The U.S. officially responded Thursday to Iraqi proposals for changes in the draft security pact that would keep American troops here for three more years.
A top Iraqi official said the U.S. accepted some proposals and rejected others, presumably an Iraqi demand for expanded legal control over U.S. soldiers. The official would not elaborate and spoke on condition of anonymity because he was not authorized to talk to the media.
Government spokesman Ali al-Dabbagh told The Associated Press that the response had been received but gave no further details and declined to characterize the U.S. reply.
U.S. Embassy spokeswoman Susan Ziadeh confirmed the report but did not give details.
But another top Iraqi official said the U.S. accepted some proposals and rejected others, presumably an Iraqi demand for expanded legal control over U.S. soldiers. The official would not elaborate and spoke on condition of anonymity because he was not authorized to talk to the media.
Another official said the written response was sent to Prime Minister Nouri al-Maliki, who was studying it. The official spoke on condition of anonymity for the same reason.
Iraq sought changes
The Iraqi Cabinet asked for the changes Oct. 21. In addition to expanded legal jurisdiction, the changes include a ban on the use of Iraqi territory to launch attacks against neighboring countries, effectively rule out any extension of the U.S. military presence beyond the end of 2011 and allow Iraqis to inspect U.S. military shipments in and out of Iraq.
Iraq officials have said U.S. diplomats appeared willing to make the changes except for expanded legal jurisdiction.
The Iraqis had urged the U.S. to show flexibility on that issue, which would open the door to expanded prosecution by Iraqi courts of major crimes committed by soldiers off post and off duty.
The U.S. has insisted on the exclusive right to prosecute its own soldiers and Pentagon contractors for offenses here, including killing Iraqi civilians.
Favoring an Iraqi role
Public opinion here, however, favors an Iraqi role. Although numerous U.S. soldiers have been prosecuted in military courts for offenses committed in Iraq, many Iraqis see the issue as a fundamental right of national sovereignty.

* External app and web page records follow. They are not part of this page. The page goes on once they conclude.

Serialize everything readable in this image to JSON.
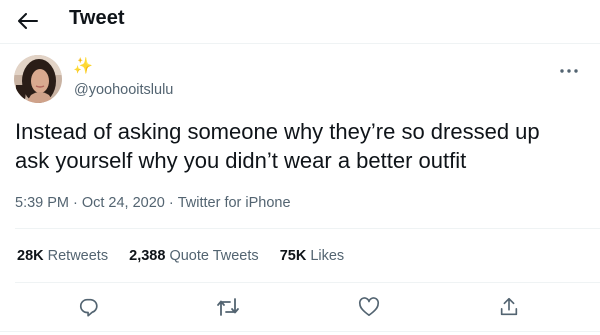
{
  "header": {
    "back_icon": "arrow-left-icon",
    "title": "Tweet"
  },
  "tweet": {
    "display_name": "✨",
    "handle": "@yoohooitslulu",
    "more_icon": "more-horizontal-icon",
    "text_line1": "Instead of asking someone why they’re so dressed up",
    "text_line2": "ask yourself why you didn’t wear a better outfit",
    "time": "5:39 PM",
    "separator": "·",
    "date": "Oct 24, 2020",
    "source": "Twitter for iPhone"
  },
  "stats": {
    "retweets_count": "28K",
    "retweets_label": "Retweets",
    "quotes_count": "2,388",
    "quotes_label": "Quote Tweets",
    "likes_count": "75K",
    "likes_label": "Likes"
  },
  "actions": {
    "icons": [
      "reply-icon",
      "retweet-icon",
      "like-icon",
      "share-icon"
    ]
  },
  "colors": {
    "text_primary": "#0f1419",
    "text_secondary": "#536471",
    "divider": "#eff3f4",
    "icon": "#536471"
  }
}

"If the security agreement doesn't stipulate that U.S. soldiers can be prosecuted under Iraqi law, it will be useless," said Salih Hamid, a Baghdad engineer. "Any U.S. soldier should be punished under Iraqi law if he committed a crime inside Iraqi territories."

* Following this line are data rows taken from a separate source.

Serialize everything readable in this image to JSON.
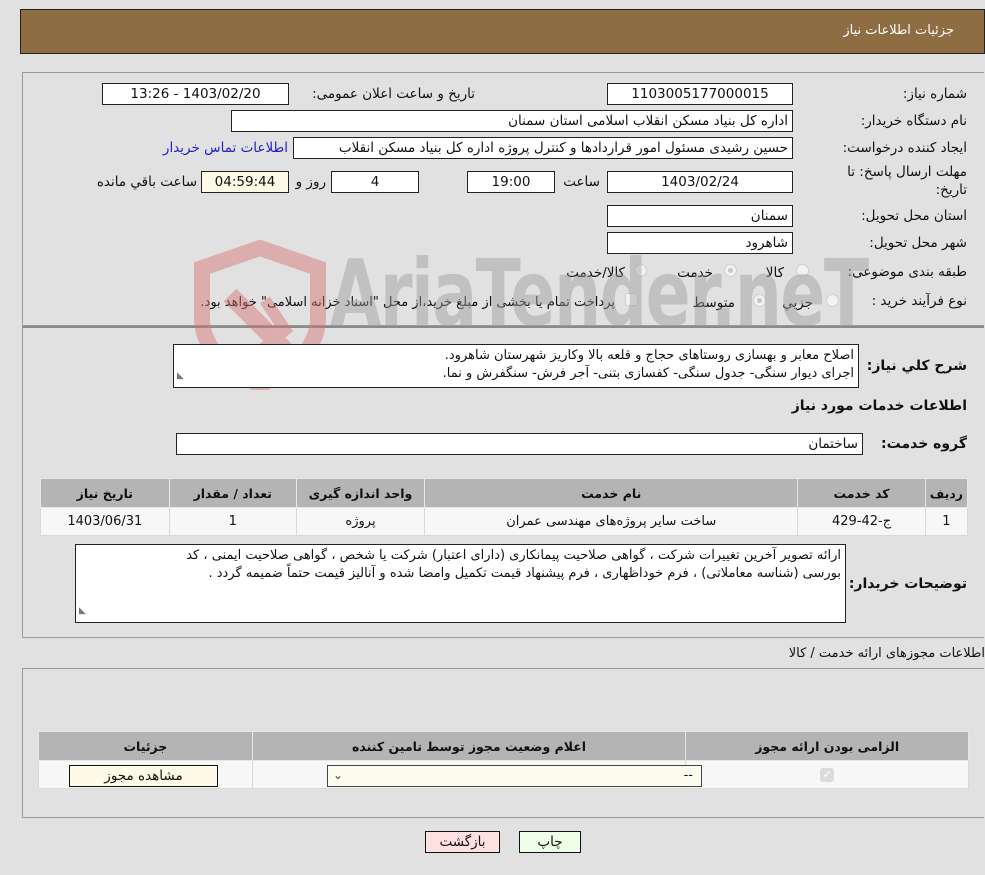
{
  "header": {
    "title": "جزئیات اطلاعات نیاز"
  },
  "form": {
    "need_number": {
      "label": "شماره نیاز:",
      "value": "1103005177000015"
    },
    "announce_datetime": {
      "label": "تاریخ و ساعت اعلان عمومی:",
      "value": "1403/02/20 - 13:26"
    },
    "buyer_org": {
      "label": "نام دستگاه خریدار:",
      "value": "اداره کل بنیاد مسکن انقلاب اسلامی استان سمنان"
    },
    "requester": {
      "label": "ایجاد کننده درخواست:",
      "value": "حسین رشیدی مسئول امور قراردادها و کنترل پروژه اداره کل بنیاد مسکن انقلاب",
      "contact_link": "اطلاعات تماس خریدار"
    },
    "deadline": {
      "label_line1": "مهلت ارسال پاسخ: تا",
      "label_line2": "تاریخ:",
      "date": "1403/02/24",
      "time_label": "ساعت",
      "time": "19:00",
      "days": "4",
      "days_label": "روز و",
      "remaining": "04:59:44",
      "remaining_label": "ساعت باقي مانده"
    },
    "province": {
      "label": "استان محل تحویل:",
      "value": "سمنان"
    },
    "city": {
      "label": "شهر محل تحویل:",
      "value": "شاهرود"
    },
    "category": {
      "label": "طبقه بندی موضوعی:",
      "options": [
        "کالا",
        "خدمت",
        "کالا/خدمت"
      ],
      "selected": "خدمت"
    },
    "purchase_type": {
      "label": "نوع فرآیند خرید :",
      "options": [
        "جزیي",
        "متوسط"
      ],
      "selected": "متوسط",
      "treasury_checkbox_label": "پرداخت تمام یا بخشی از مبلغ خرید،از محل \"اسناد خزانه اسلامی\" خواهد بود.",
      "treasury_checked": false
    }
  },
  "summary": {
    "label": "شرح کلي نیاز:",
    "lines": [
      "اصلاح معابر و بهسازی روستاهای حجاج و قلعه بالا وکاریز شهرستان شاهرود.",
      "اجرای دیوار سنگی- جدول سنگی- کفسازی بتنی- آجر فرش- سنگفرش و نما."
    ]
  },
  "services": {
    "section_title": "اطلاعات خدمات مورد نیاز",
    "group_label": "گروه خدمت:",
    "group_value": "ساختمان",
    "table": {
      "headers": [
        "ردیف",
        "کد خدمت",
        "نام خدمت",
        "واحد اندازه گیری",
        "تعداد / مقدار",
        "تاریخ نیاز"
      ],
      "rows": [
        [
          "1",
          "ج-42-429",
          "ساخت سایر پروژه‌های مهندسی عمران",
          "پروژه",
          "1",
          "1403/06/31"
        ]
      ]
    }
  },
  "buyer_notes": {
    "label": "توضیحات خریدار:",
    "lines": [
      "ارائه تصویر آخرین تغییرات شرکت ، گواهی صلاحیت پیمانکاری (دارای اعتبار) شرکت یا شخص ، گواهی صلاحیت ایمنی ، کد",
      "بورسی (شناسه معاملاتی) ، فرم خوداظهاری ، فرم پیشنهاد قیمت تکمیل وامضا شده و آنالیز قیمت حتماً ضمیمه گردد ."
    ]
  },
  "permits": {
    "section_title": "اطلاعات مجوزهای ارائه خدمت / کالا",
    "headers": [
      "الزامی بودن ارائه مجوز",
      "اعلام وضعیت مجوز توسط تامین کننده",
      "جزئیات"
    ],
    "row": {
      "required_checked": true,
      "status_selected": "--",
      "details_button": "مشاهده مجوز"
    }
  },
  "footer": {
    "print_button": "چاپ",
    "back_button": "بازگشت"
  },
  "watermark": {
    "text": "AriaTender.neT"
  },
  "colors": {
    "header_bg": "#8e6d42",
    "link": "#2020c8",
    "print_bg": "#eefee8",
    "back_bg": "#fde0e0",
    "cream": "#fdfbe8"
  }
}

Iraq's parliament must approve the deal before the U.N. mandate that governs U.S. operations in Iraq expires at the end of the year.

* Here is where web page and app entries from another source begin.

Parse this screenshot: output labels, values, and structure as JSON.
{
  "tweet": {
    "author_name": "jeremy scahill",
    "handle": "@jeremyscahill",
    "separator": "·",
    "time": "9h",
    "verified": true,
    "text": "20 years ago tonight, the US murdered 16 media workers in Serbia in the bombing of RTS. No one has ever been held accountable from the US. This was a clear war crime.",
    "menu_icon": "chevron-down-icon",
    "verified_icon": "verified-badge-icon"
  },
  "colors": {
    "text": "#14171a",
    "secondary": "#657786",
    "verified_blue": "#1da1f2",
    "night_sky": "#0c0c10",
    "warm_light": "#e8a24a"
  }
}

Without an agreement or a new mandate, the U.S. would have to suspend all military operations in Iraq.